PROBLEM:
If a line in the records contains the string "this", show that line.

Items from an interface collection
= = = = =

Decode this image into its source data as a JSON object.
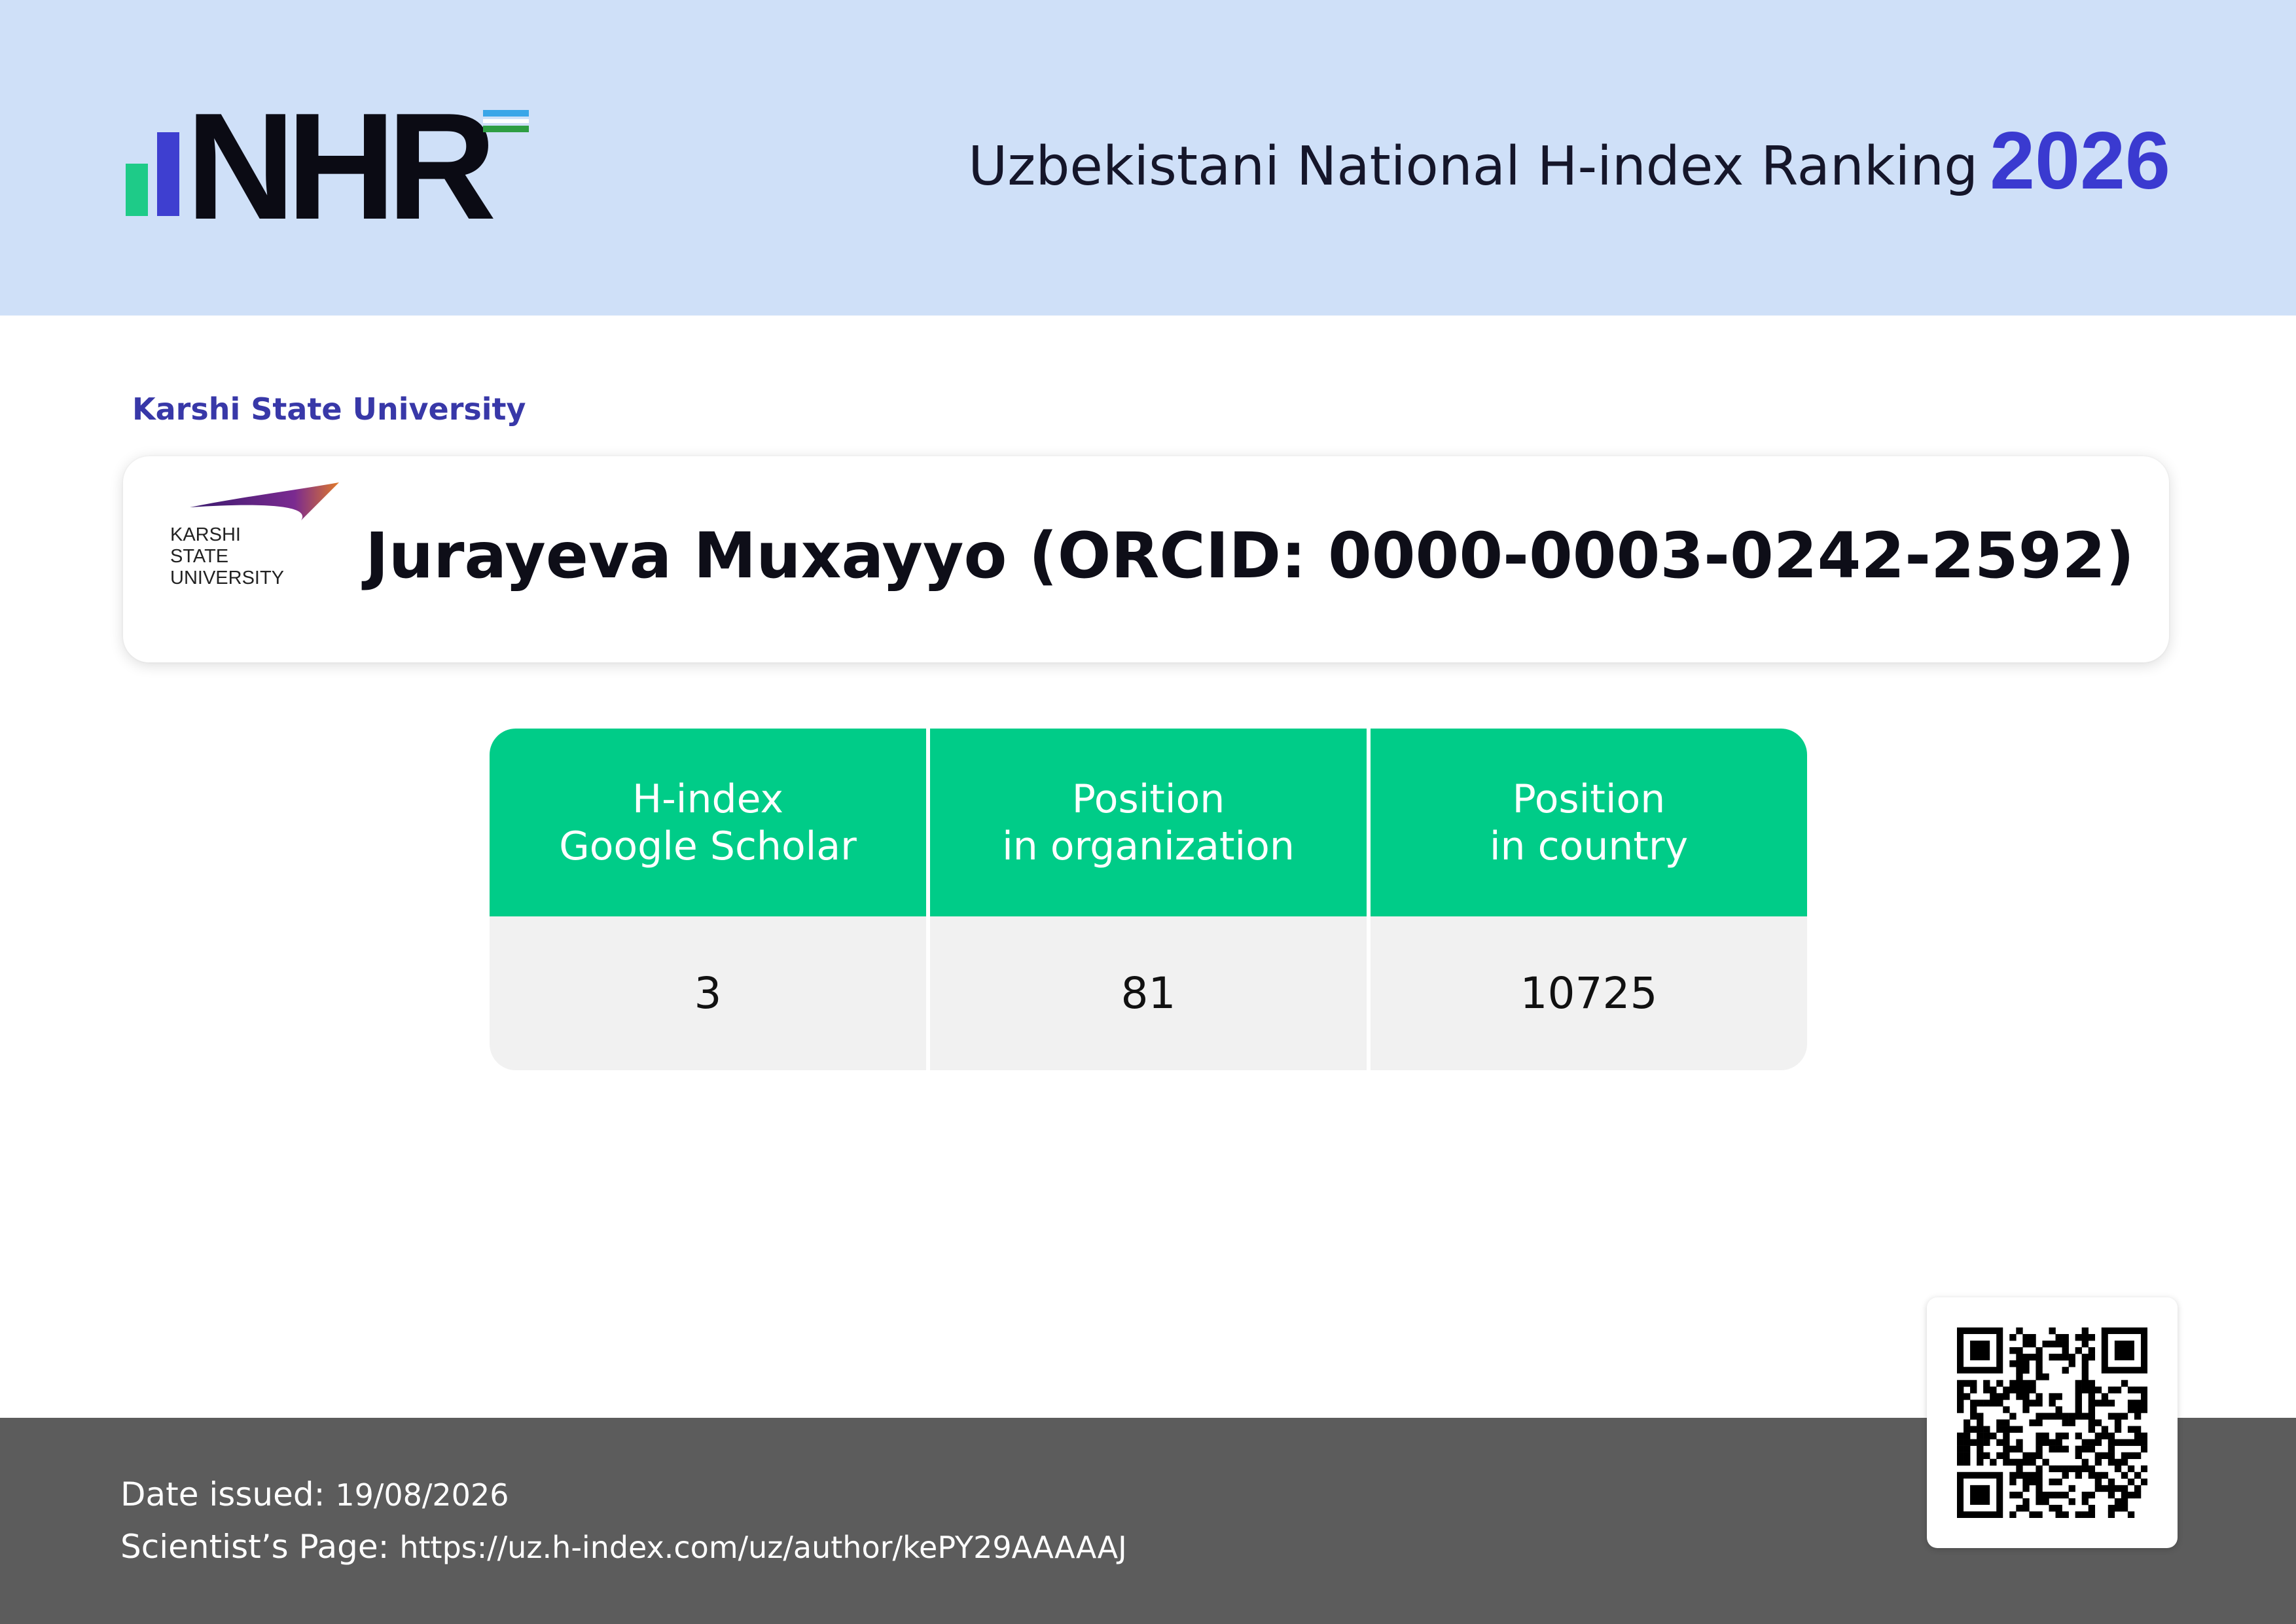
{
  "header": {
    "logo_text": "NHR",
    "title": "Uzbekistani National H-index Ranking",
    "year": "2026",
    "colors": {
      "background": "#cfe0f8",
      "year": "#3a3ad0",
      "logo_bar_green": "#1ecb88",
      "logo_bar_blue": "#3e3fd0"
    }
  },
  "organization": {
    "label": "Karshi State University",
    "logo_lines": [
      "KARSHI",
      "STATE",
      "UNIVERSITY"
    ]
  },
  "scientist": {
    "name": "Jurayeva Muxayyo (ORCID: 0000-0003-0242-2592)"
  },
  "stats": {
    "headers": [
      [
        "H-index",
        "Google Scholar"
      ],
      [
        "Position",
        "in organization"
      ],
      [
        "Position",
        "in country"
      ]
    ],
    "values": [
      "3",
      "81",
      "10725"
    ],
    "colors": {
      "header": "#00cc88",
      "cell": "#f1f1f1"
    }
  },
  "footer": {
    "date_label": "Date issued:",
    "date_value": "19/08/2026",
    "page_label": "Scientist’s Page:",
    "page_value": "https://uz.h-index.com/uz/author/kePY29AAAAAJ",
    "colors": {
      "background": "#5c5c5c"
    }
  },
  "qr": {
    "icon": "qr-code-icon"
  }
}
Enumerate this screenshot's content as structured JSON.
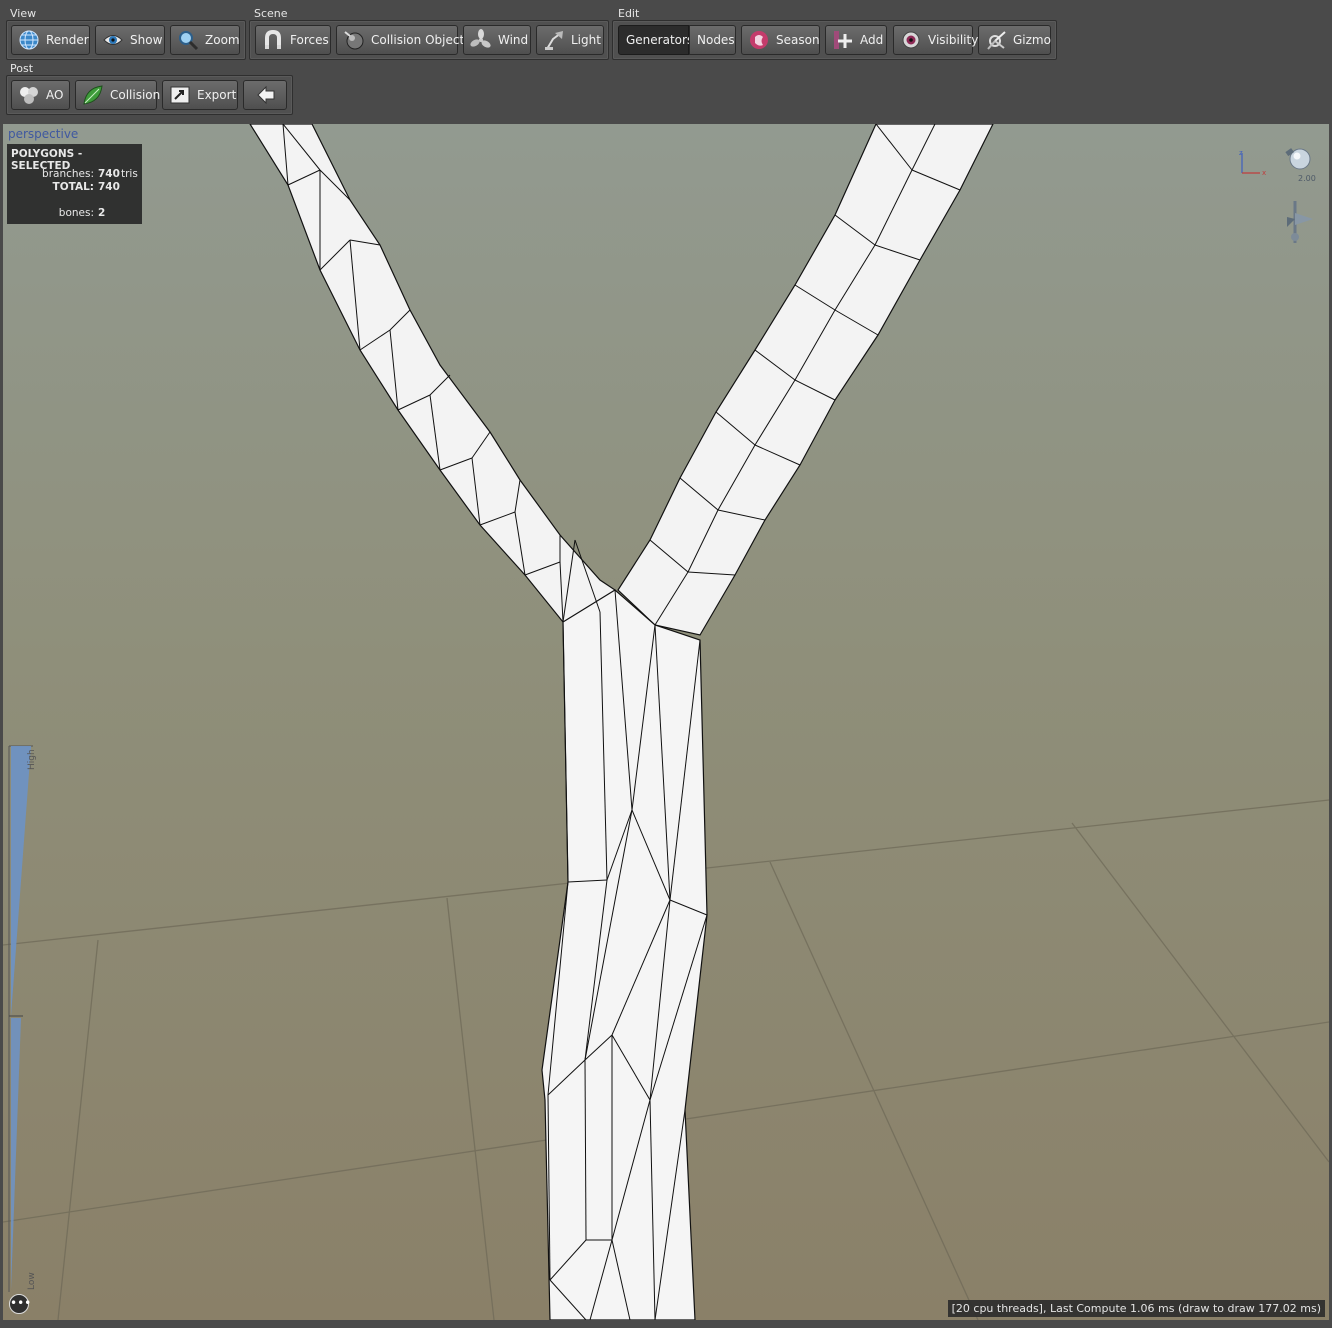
{
  "toolbar": {
    "view": {
      "title": "View",
      "buttons": [
        {
          "label": "Render",
          "icon": "globe-icon"
        },
        {
          "label": "Show",
          "icon": "eye-icon"
        },
        {
          "label": "Zoom",
          "icon": "magnifier-icon"
        }
      ]
    },
    "scene": {
      "title": "Scene",
      "buttons": [
        {
          "label": "Forces",
          "icon": "magnet-icon"
        },
        {
          "label": "Collision Objects",
          "icon": "sphere-icon"
        },
        {
          "label": "Wind",
          "icon": "fan-icon"
        },
        {
          "label": "Light",
          "icon": "lamp-icon"
        }
      ]
    },
    "edit": {
      "title": "Edit",
      "segment": [
        {
          "label": "Generators",
          "active": true
        },
        {
          "label": "Nodes",
          "active": false
        }
      ],
      "buttons": [
        {
          "label": "Season",
          "icon": "season-icon"
        },
        {
          "label": "Add",
          "icon": "add-icon"
        },
        {
          "label": "Visibility",
          "icon": "visibility-icon"
        },
        {
          "label": "Gizmo",
          "icon": "gizmo-icon"
        }
      ]
    },
    "post": {
      "title": "Post",
      "buttons": [
        {
          "label": "AO",
          "icon": "ao-icon"
        },
        {
          "label": "Collision",
          "icon": "leaf-icon"
        },
        {
          "label": "Export",
          "icon": "export-icon"
        },
        {
          "label": "",
          "icon": "back-arrow-icon"
        }
      ]
    }
  },
  "viewport": {
    "camera_label": "perspective",
    "stats": {
      "title": "POLYGONS - SELECTED",
      "branches_label": "branches:",
      "branches_value": "740",
      "branches_unit": "tris",
      "total_label": "TOTAL:",
      "total_value": "740",
      "bones_label": "bones:",
      "bones_value": "2"
    },
    "light_value": "2.00",
    "scale_high": "High",
    "scale_low": "Low",
    "status": "[20 cpu threads], Last Compute 1.06 ms (draw to draw 177.02 ms)",
    "more_button": "•••",
    "colors": {
      "mesh": "#f2f2f2",
      "wire": "#111111",
      "stats_bg": "#282828",
      "camera_label": "#3f58a0"
    }
  }
}
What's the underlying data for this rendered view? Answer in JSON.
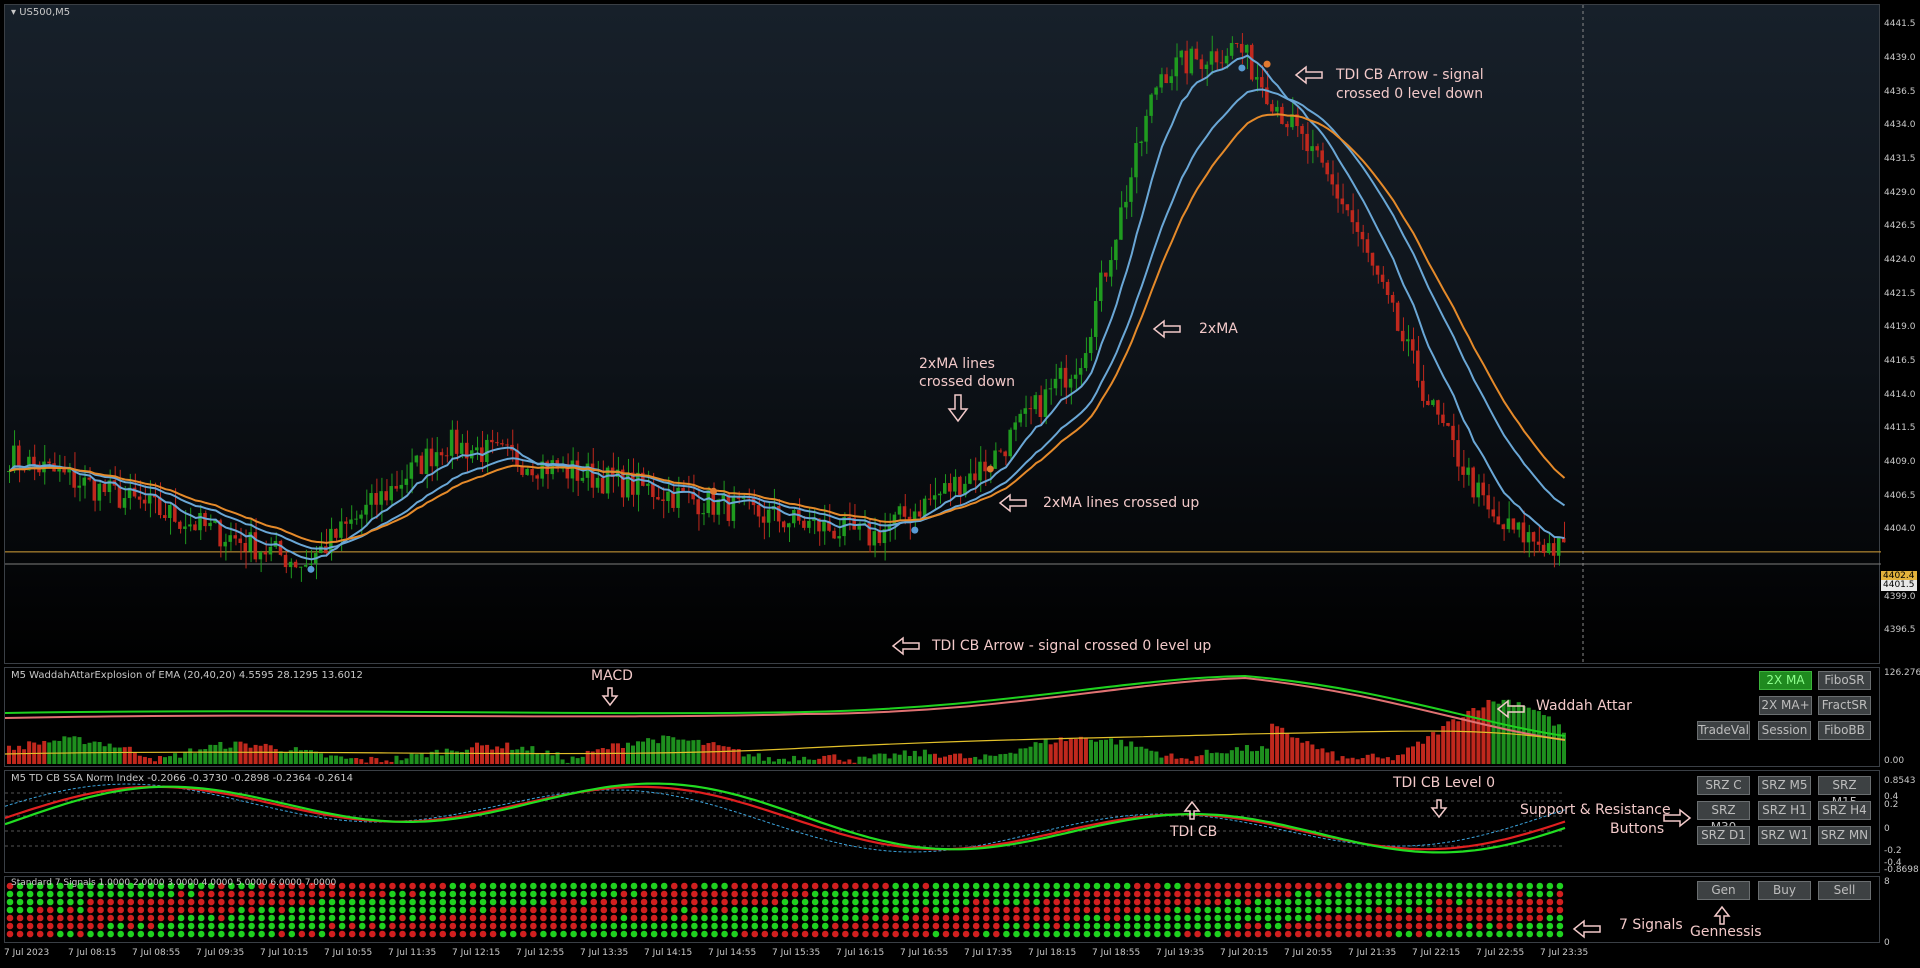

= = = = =

WRITTEN REPLY:
Decode this image into its source data as a JSON object.
Enumerate this screenshot's content as structured JSON.
What's the underlying data for this rendered view? Answer in JSON.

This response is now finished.